The Story

The Massachusetts Institute of Technology Brass Rat tradition was born in the spring of 1929. C. Brigham Allen, then President of the Class of 1929, called upon one member of the classes of 1930, 1931, and 1932 and entrusted them with the task of designing a ring that the Institute Committee would ultimately approve as the Standard Technology Ring. The committee agreed upon a three part construction, with a primary image on the Bezel of the ring and two other images on the two shanks.
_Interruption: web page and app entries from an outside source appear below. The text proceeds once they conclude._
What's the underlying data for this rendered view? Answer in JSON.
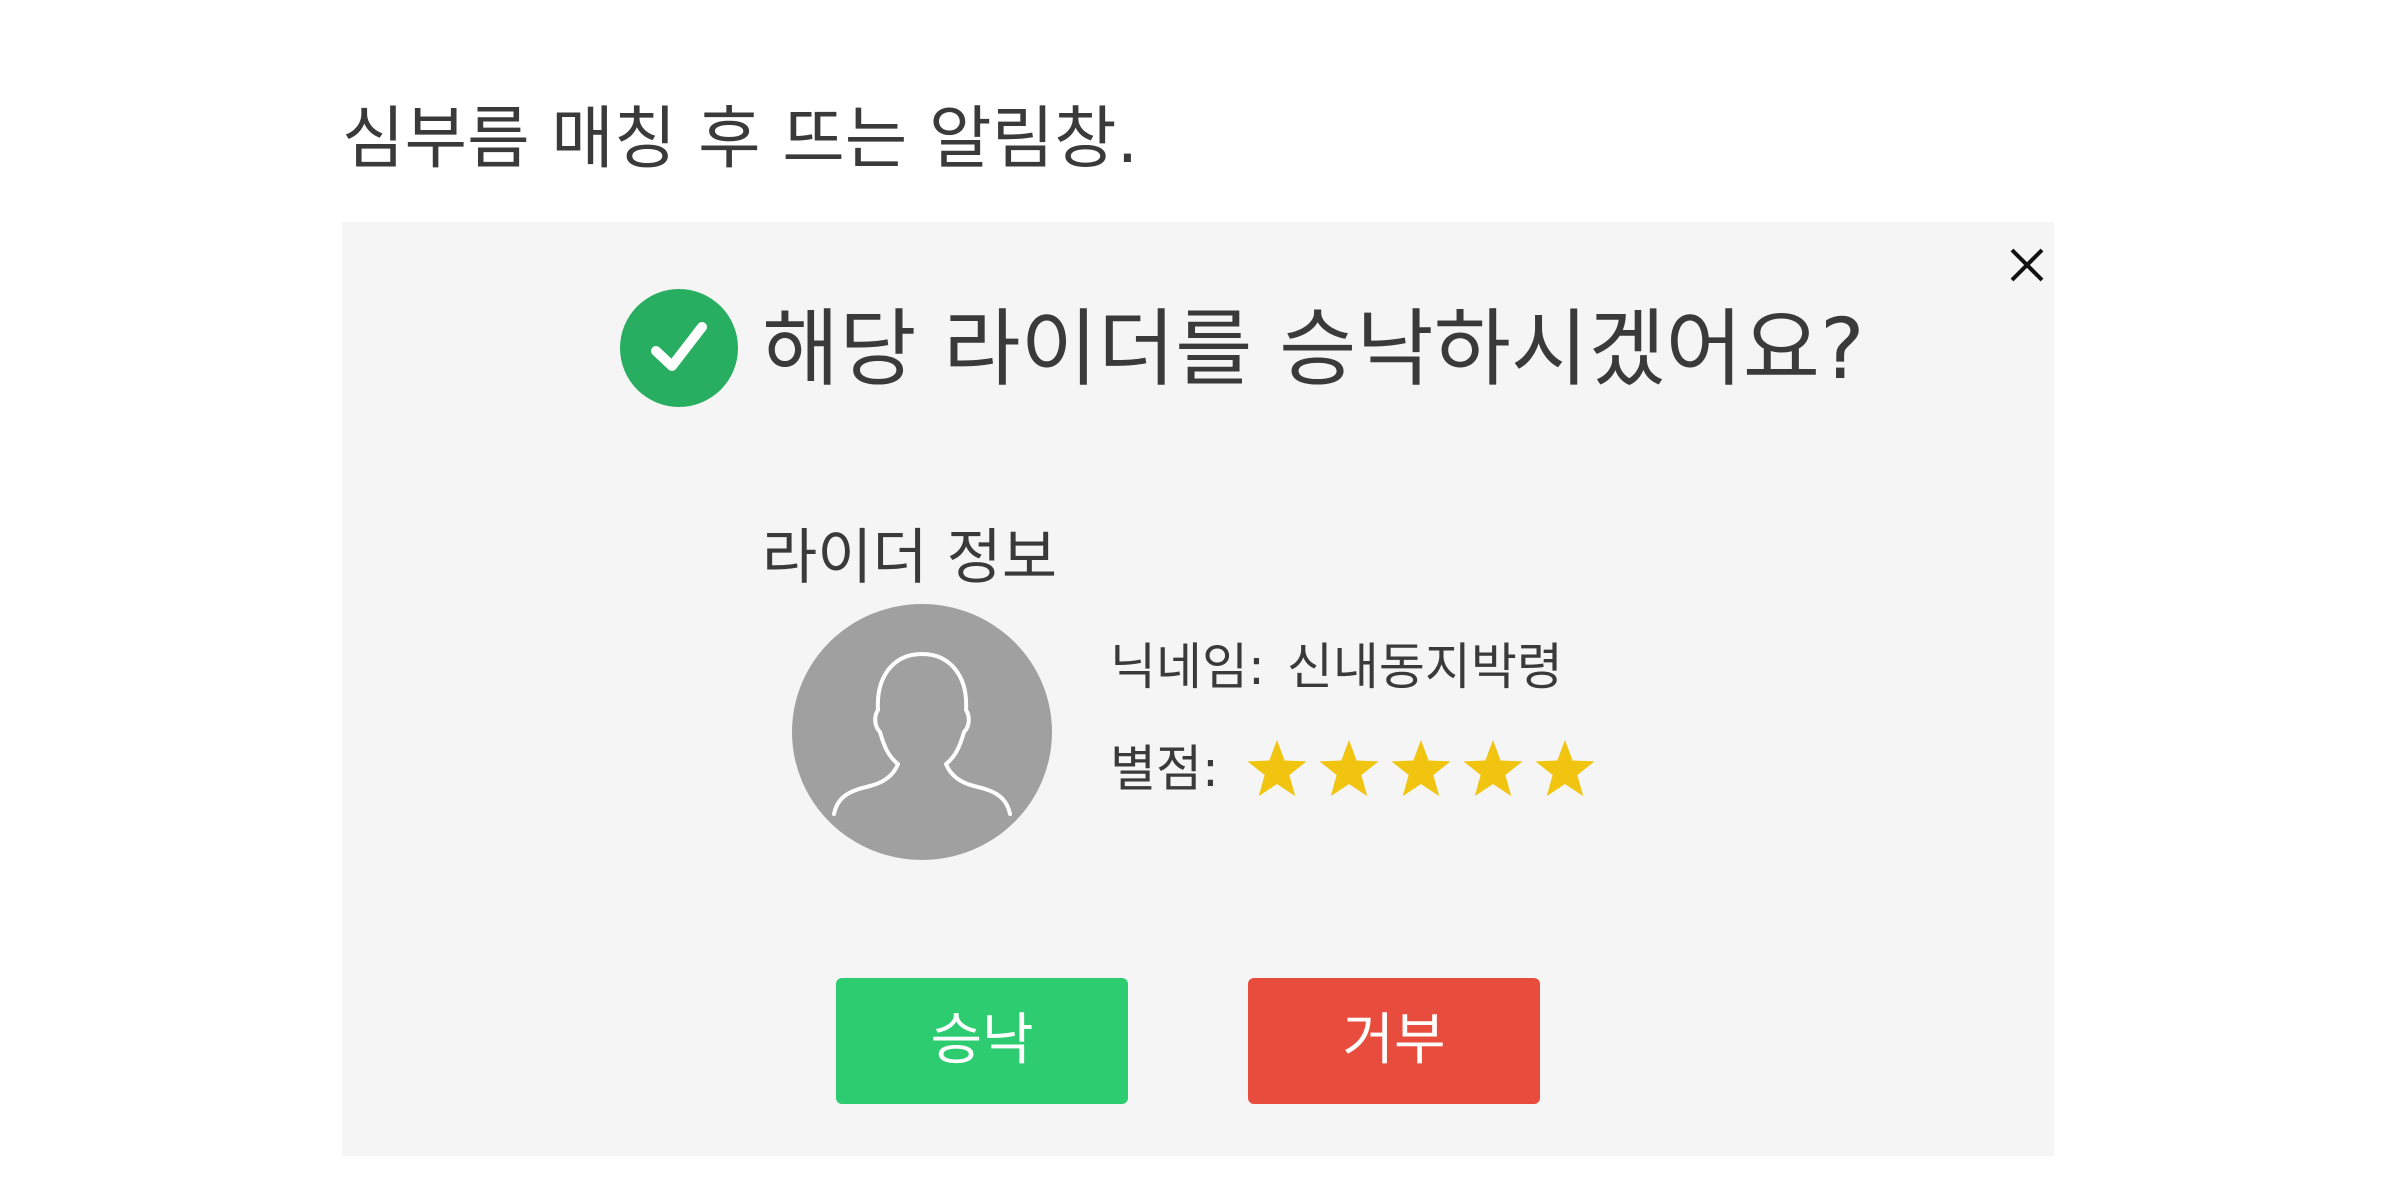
{
  "page": {
    "heading": "심부름 매칭 후 뜨는 알림창."
  },
  "dialog": {
    "title": "해당 라이더를 승낙하시겠어요?",
    "close_icon": "close-icon",
    "check_icon": "check-circle-icon",
    "section_label": "라이더 정보",
    "avatar_icon": "user-silhouette-icon",
    "nickname_label": "닉네임:",
    "nickname_value": "신내동지박령",
    "rating_label": "별점:",
    "rating": {
      "value": 5,
      "max": 5
    },
    "accept_label": "승낙",
    "reject_label": "거부"
  },
  "colors": {
    "check_badge": "#27ae60",
    "star": "#f1c40f",
    "avatar": "#a0a0a0",
    "accept": "#2ecc71",
    "reject": "#e74c3c",
    "dialog_bg": "#f5f5f5"
  }
}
Controversy quickly arose over whether to honor the Beaver or the Great Dome on the Bezel; some members of the committee even questioned MIT’s choice of the beaver as its mascot. The committee looked to the original discussion over the mascot (formally decided upon by President MacLaurin in 1914), calling upon the now famous defense of the beaver by Lester Gardner, Class of 1897:

"We first thought of the kangaroo which, like Tech, goes forward in leaps and bounds. Then we considered the elephant. He is wise, patient, strong, hard working, and, like all who graduate from Tech, has a good hide. But neither of these were American animals. We turned to Mr. Hornady’s book on the animals of North America and instantly chose the beaver. The beaver not only typifies the Tech (student), but his habits are peculiarly our own. The beaver is noted for his engineering, mechanical skills, and industry. His habits are nocturnal. He does his best work in the dark."
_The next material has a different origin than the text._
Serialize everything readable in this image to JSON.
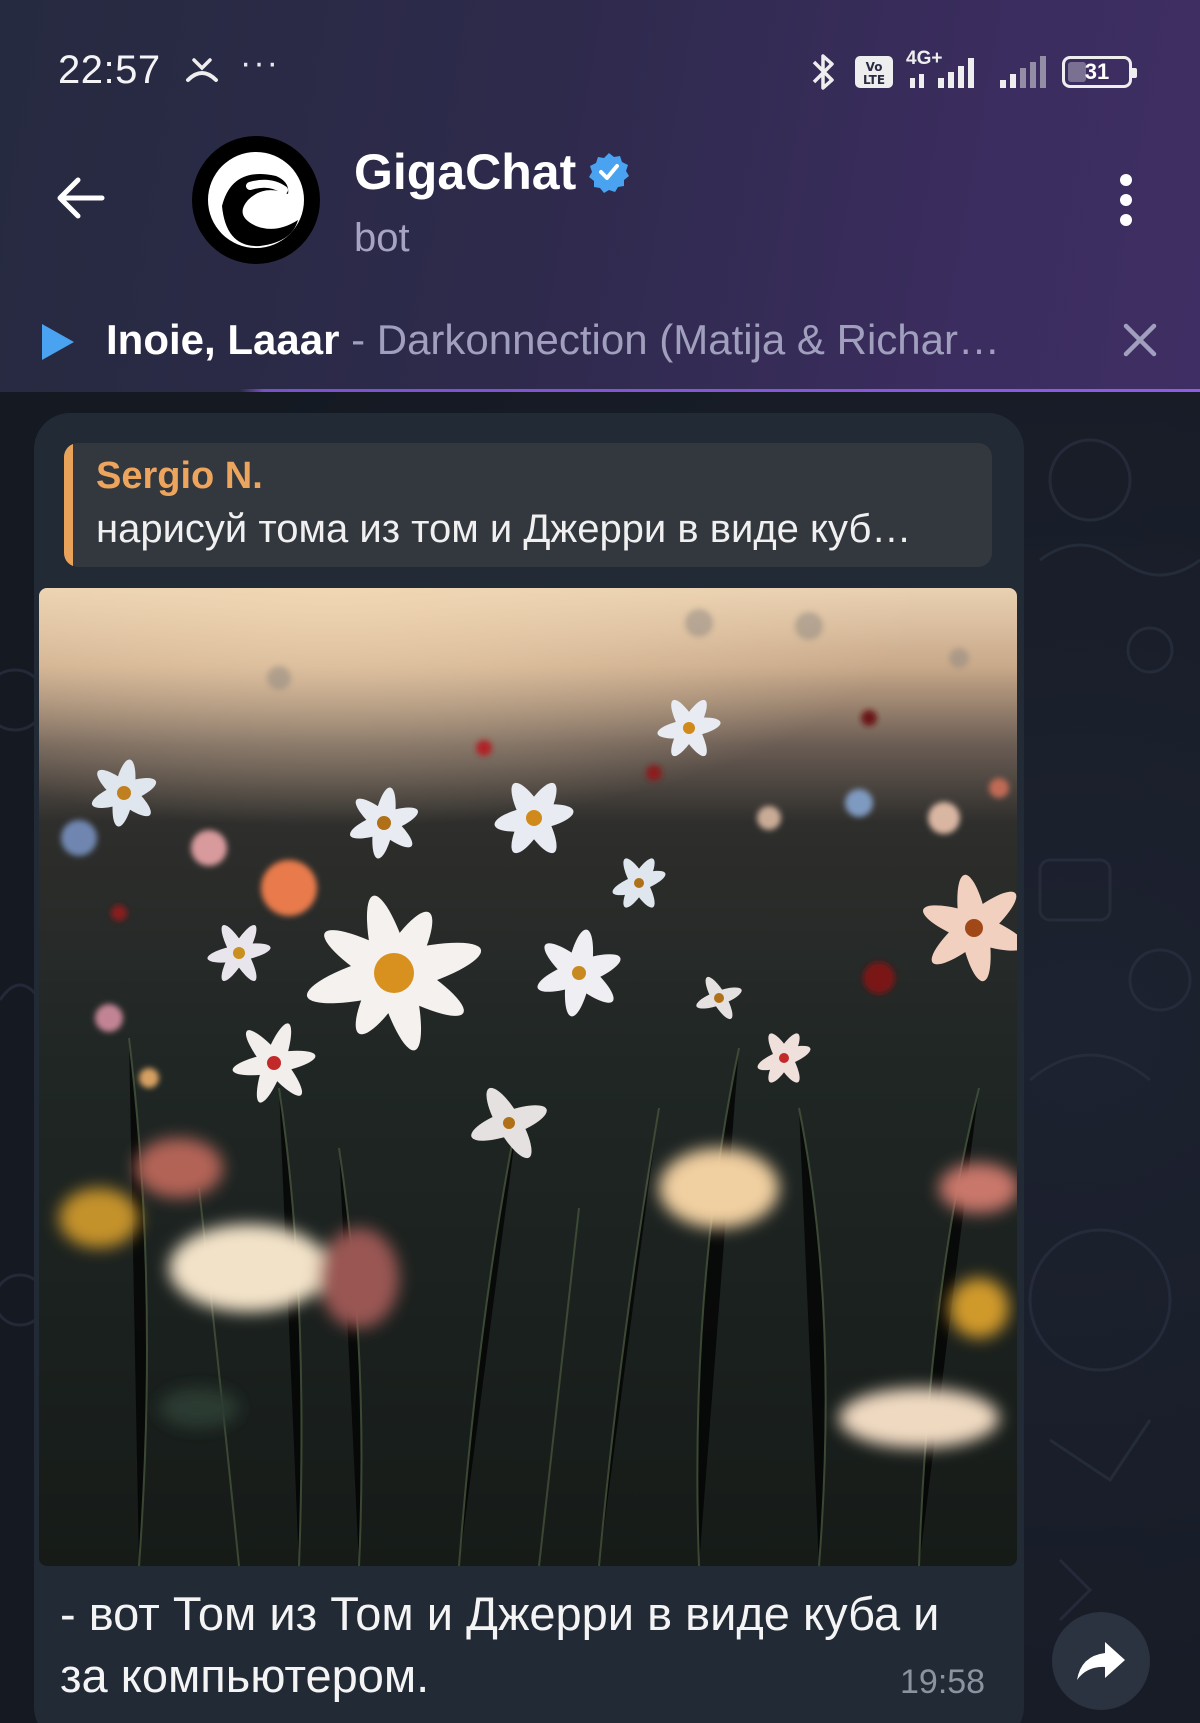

Citing the fact that many other schools had buildings similar to our Great Dome, the committee ultimately decided to honor our hard-working and industrious mascot on the ring—and thus the Brass Rat was born. With the debate settled and the ring finally designed, the Class of 1930 was the first to proudly wear a brass rat.

So started the Institute tradition of the Brass Rat, the affectionate nickname for the ring that became the symbol of MIT as well as one of the most recognizable rings worldwide. Ever since, each class has appointed its own Ring Committee, which endeavors to craft a ring that will inspire us while we are here, unite us once we leave, and, above all else, unmistakably symbolize the Massachusetts Institute of Technology.